[TASK DESCRIPTION]
Search the records for "this". Copy every line where it appears.

[INFORMATION PROVIDED]

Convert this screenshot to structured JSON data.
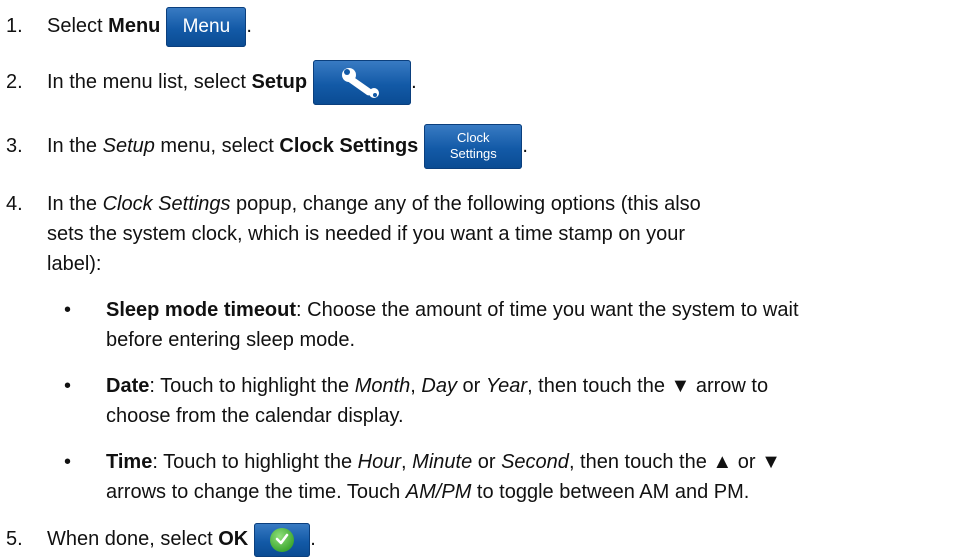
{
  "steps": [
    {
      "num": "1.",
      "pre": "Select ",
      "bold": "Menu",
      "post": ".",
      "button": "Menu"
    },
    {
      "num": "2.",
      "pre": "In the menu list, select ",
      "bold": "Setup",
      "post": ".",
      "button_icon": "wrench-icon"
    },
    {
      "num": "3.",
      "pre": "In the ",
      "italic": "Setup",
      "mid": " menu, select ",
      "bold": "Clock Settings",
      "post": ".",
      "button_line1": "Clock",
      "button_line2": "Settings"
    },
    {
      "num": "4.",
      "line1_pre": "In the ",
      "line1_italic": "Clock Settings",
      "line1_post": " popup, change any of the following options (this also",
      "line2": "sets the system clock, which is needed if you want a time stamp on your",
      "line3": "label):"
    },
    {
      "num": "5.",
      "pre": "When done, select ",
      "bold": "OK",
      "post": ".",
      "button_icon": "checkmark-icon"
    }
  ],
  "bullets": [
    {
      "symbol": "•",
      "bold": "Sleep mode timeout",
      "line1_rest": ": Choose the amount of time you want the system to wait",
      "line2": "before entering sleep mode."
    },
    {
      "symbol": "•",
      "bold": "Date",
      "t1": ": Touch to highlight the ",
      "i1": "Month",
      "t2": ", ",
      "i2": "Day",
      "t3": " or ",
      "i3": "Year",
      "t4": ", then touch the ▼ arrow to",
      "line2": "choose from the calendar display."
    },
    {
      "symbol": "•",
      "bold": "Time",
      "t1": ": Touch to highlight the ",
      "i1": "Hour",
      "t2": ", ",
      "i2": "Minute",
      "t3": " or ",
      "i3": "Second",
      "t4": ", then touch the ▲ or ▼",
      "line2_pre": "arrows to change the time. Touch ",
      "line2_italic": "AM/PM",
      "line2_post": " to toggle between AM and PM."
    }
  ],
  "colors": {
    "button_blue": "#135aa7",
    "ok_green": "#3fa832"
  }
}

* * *

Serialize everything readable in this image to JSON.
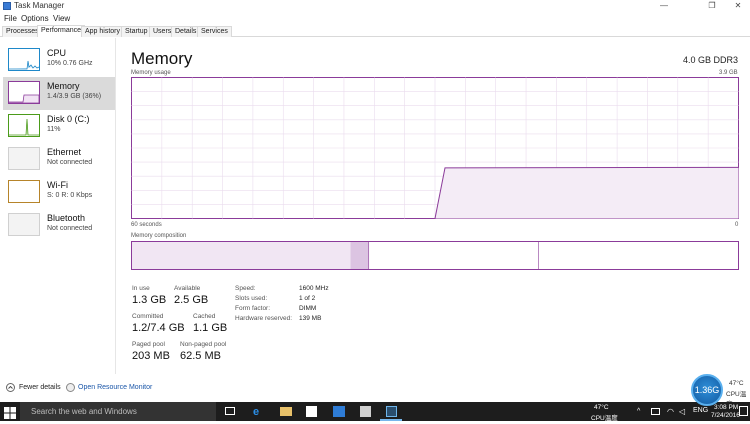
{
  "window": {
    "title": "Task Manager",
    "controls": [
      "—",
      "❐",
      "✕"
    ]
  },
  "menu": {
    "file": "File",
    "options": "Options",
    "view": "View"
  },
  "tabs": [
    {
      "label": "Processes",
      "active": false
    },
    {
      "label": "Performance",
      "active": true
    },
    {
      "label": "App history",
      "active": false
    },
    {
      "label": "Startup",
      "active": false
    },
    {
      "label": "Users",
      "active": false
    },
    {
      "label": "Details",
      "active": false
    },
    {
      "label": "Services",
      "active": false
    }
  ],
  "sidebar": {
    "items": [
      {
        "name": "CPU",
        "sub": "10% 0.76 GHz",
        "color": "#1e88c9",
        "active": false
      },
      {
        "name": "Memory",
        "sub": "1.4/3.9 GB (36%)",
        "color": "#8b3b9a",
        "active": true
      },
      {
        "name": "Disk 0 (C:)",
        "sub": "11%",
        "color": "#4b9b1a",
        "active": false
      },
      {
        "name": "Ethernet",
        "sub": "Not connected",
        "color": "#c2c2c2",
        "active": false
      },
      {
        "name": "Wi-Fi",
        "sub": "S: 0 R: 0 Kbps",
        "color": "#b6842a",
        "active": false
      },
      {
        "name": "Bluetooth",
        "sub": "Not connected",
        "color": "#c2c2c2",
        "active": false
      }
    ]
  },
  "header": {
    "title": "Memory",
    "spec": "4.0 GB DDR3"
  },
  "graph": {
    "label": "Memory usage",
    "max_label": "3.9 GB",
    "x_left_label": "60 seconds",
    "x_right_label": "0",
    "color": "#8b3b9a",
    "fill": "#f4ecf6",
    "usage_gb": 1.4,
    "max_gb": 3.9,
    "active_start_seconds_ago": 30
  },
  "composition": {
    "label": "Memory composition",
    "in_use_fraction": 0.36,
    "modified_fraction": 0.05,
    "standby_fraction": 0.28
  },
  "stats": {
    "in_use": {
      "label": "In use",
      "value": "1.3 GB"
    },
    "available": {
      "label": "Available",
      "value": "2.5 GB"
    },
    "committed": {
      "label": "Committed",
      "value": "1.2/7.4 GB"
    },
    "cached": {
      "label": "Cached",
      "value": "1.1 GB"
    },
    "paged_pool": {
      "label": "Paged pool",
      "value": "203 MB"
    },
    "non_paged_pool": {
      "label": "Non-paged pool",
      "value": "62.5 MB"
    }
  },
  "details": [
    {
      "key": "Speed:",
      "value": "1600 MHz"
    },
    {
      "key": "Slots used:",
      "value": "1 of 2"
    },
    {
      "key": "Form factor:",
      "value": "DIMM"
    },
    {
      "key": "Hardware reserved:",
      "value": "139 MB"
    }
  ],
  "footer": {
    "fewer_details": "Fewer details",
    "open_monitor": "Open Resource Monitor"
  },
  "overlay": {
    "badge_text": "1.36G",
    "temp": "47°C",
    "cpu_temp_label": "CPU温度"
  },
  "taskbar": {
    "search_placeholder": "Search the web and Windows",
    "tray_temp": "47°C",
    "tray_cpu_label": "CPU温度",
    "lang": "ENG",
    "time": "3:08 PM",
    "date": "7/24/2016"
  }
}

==

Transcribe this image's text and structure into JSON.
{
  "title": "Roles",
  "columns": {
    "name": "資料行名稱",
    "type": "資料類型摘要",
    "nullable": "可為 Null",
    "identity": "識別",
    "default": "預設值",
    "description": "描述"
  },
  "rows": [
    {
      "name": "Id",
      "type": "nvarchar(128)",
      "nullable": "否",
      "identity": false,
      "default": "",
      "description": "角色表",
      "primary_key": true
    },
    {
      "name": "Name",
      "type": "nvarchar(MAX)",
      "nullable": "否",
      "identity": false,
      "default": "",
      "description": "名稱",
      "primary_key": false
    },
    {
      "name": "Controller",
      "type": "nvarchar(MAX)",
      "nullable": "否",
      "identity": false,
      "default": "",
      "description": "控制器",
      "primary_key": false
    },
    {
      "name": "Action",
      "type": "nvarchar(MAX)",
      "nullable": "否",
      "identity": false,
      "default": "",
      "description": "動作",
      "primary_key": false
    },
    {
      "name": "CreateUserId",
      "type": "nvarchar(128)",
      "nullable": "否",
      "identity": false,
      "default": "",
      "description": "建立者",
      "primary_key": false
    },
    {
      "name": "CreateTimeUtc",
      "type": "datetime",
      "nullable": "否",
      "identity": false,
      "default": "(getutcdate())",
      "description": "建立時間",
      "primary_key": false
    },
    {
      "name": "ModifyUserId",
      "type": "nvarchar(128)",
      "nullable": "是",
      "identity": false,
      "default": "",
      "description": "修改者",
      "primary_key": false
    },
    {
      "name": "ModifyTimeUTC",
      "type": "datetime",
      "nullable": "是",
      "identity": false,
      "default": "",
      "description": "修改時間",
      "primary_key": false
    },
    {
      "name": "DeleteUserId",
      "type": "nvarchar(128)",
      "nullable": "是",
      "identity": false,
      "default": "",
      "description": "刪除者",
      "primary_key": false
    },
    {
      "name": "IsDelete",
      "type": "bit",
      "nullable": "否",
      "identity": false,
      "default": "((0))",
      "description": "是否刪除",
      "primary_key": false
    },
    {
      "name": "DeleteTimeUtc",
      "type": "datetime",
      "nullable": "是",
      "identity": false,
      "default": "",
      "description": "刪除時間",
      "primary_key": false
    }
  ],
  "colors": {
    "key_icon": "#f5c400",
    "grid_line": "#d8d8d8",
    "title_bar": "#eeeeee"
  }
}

[EXERCISE OUTPUT]
Convert this screenshot to structured JSON data.
      "line1_post": " popup, change any of the following options (this also",
Serialize everything readable in this image to JSON.
Transcribe this image's text and structure into JSON.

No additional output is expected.